**Activity:** Look for the word "JSON" in the material below. Copy each line that has it.

**Information supplied:**
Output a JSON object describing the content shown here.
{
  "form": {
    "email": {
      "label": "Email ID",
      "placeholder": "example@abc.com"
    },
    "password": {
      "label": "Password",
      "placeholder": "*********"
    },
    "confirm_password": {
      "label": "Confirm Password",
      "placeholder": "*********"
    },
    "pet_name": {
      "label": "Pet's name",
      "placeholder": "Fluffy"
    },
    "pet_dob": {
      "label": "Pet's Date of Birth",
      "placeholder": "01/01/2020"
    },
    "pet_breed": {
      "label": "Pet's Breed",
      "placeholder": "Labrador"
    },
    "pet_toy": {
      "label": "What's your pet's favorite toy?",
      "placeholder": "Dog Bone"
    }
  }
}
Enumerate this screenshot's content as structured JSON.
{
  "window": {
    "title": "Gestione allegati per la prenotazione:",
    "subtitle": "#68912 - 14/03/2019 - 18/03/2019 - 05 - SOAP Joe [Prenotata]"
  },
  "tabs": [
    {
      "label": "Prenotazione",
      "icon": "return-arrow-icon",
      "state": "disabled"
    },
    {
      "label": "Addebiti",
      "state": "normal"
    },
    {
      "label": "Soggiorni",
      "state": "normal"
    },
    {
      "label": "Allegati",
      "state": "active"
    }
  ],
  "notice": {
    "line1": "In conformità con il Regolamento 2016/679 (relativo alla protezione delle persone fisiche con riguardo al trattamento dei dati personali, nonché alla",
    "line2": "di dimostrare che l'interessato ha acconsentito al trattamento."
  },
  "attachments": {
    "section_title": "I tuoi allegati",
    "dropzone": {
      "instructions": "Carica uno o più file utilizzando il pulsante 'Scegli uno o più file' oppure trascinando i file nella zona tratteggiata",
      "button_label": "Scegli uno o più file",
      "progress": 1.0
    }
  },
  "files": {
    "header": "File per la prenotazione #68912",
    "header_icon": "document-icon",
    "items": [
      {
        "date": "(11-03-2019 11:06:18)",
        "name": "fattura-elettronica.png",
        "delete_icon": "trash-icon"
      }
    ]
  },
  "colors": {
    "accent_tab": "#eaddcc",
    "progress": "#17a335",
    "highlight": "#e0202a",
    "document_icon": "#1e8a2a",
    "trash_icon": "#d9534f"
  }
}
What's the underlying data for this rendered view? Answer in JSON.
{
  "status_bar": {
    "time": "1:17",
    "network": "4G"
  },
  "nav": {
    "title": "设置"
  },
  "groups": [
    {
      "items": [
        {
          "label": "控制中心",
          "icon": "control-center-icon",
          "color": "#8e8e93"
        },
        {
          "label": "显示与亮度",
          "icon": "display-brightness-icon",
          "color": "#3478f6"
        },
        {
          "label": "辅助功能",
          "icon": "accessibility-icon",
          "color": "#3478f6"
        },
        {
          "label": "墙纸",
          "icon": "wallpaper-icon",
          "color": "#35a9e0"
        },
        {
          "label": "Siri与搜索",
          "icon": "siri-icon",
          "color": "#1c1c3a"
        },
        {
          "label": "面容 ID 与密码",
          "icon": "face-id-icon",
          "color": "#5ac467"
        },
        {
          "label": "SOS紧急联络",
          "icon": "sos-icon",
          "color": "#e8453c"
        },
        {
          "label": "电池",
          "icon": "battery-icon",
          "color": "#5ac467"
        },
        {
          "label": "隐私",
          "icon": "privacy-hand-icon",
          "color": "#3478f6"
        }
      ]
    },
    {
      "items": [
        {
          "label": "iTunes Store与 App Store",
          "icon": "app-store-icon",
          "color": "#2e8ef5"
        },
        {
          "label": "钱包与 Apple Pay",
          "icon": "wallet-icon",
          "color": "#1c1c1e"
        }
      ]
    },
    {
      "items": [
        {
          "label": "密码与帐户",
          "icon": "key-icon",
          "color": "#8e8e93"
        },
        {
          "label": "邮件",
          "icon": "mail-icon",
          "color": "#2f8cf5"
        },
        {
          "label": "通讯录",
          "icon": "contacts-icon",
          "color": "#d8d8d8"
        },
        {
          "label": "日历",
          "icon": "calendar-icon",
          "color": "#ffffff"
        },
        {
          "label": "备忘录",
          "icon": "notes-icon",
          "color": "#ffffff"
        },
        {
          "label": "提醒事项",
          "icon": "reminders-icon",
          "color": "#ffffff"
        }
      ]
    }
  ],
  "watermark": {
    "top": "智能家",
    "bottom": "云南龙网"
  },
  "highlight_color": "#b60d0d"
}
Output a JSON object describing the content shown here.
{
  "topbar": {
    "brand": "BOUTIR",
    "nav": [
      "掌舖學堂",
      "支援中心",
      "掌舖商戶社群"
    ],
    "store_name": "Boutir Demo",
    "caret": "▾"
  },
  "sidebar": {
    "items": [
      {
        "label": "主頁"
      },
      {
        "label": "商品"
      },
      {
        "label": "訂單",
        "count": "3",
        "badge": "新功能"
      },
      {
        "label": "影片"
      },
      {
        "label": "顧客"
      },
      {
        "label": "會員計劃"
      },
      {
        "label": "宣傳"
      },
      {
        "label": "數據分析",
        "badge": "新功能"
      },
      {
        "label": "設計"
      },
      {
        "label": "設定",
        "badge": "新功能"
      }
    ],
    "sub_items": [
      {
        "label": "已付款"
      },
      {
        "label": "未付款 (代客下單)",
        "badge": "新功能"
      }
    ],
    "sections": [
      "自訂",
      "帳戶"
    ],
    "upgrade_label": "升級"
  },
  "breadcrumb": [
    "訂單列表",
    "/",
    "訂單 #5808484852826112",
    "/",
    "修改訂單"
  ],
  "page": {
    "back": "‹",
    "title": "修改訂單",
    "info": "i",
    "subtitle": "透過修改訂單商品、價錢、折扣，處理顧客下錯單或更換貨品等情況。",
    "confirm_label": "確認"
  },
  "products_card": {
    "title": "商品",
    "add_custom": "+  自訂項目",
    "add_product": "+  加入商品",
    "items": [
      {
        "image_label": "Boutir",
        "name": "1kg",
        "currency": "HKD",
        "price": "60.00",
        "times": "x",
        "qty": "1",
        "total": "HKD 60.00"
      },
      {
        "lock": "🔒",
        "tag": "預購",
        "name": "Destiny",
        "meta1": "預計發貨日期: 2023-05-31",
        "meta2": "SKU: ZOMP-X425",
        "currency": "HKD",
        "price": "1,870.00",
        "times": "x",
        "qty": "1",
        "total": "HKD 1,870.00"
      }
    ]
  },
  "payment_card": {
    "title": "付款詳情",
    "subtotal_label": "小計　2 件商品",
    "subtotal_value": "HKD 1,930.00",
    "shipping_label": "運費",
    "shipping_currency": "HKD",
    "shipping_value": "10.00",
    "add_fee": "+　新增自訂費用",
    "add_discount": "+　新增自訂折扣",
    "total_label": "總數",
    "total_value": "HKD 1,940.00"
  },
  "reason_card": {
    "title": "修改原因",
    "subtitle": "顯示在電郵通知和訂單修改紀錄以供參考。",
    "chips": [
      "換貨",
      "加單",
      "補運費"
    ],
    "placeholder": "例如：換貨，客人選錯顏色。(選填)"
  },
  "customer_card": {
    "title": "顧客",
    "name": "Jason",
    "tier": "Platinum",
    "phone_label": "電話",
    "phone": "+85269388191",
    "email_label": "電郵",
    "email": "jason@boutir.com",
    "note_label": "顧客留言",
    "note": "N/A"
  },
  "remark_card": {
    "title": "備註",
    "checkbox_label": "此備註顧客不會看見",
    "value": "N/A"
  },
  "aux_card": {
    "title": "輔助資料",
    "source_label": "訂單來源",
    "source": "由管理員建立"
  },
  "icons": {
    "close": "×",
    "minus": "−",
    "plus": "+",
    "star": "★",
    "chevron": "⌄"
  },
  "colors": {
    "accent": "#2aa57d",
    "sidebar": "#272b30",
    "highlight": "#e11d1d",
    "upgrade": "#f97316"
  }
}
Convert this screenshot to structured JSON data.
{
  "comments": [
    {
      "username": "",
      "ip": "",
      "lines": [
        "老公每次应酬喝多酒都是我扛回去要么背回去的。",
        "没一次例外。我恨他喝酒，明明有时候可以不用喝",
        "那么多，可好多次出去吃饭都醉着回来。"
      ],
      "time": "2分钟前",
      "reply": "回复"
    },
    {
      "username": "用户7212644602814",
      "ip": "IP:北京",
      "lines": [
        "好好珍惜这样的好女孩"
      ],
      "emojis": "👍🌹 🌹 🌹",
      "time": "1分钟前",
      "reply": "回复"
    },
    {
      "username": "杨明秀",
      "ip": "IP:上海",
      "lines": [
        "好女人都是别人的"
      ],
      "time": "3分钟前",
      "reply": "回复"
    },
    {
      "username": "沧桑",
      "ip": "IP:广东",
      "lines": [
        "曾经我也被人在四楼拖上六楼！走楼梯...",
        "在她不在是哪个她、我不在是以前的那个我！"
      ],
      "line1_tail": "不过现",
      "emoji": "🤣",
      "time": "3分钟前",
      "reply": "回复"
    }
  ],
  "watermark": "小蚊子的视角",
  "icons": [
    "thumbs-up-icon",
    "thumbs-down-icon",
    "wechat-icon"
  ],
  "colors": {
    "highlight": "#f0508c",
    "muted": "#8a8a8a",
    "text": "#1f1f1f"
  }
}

**Response for this exercise:**
Output a JSON object describing the content shown here.
Enumerate this screenshot's content as structured JSON.
What's the underlying data for this rendered view? Answer in JSON.
Output a JSON object describing the content shown here.
Convert this screenshot to structured JSON data.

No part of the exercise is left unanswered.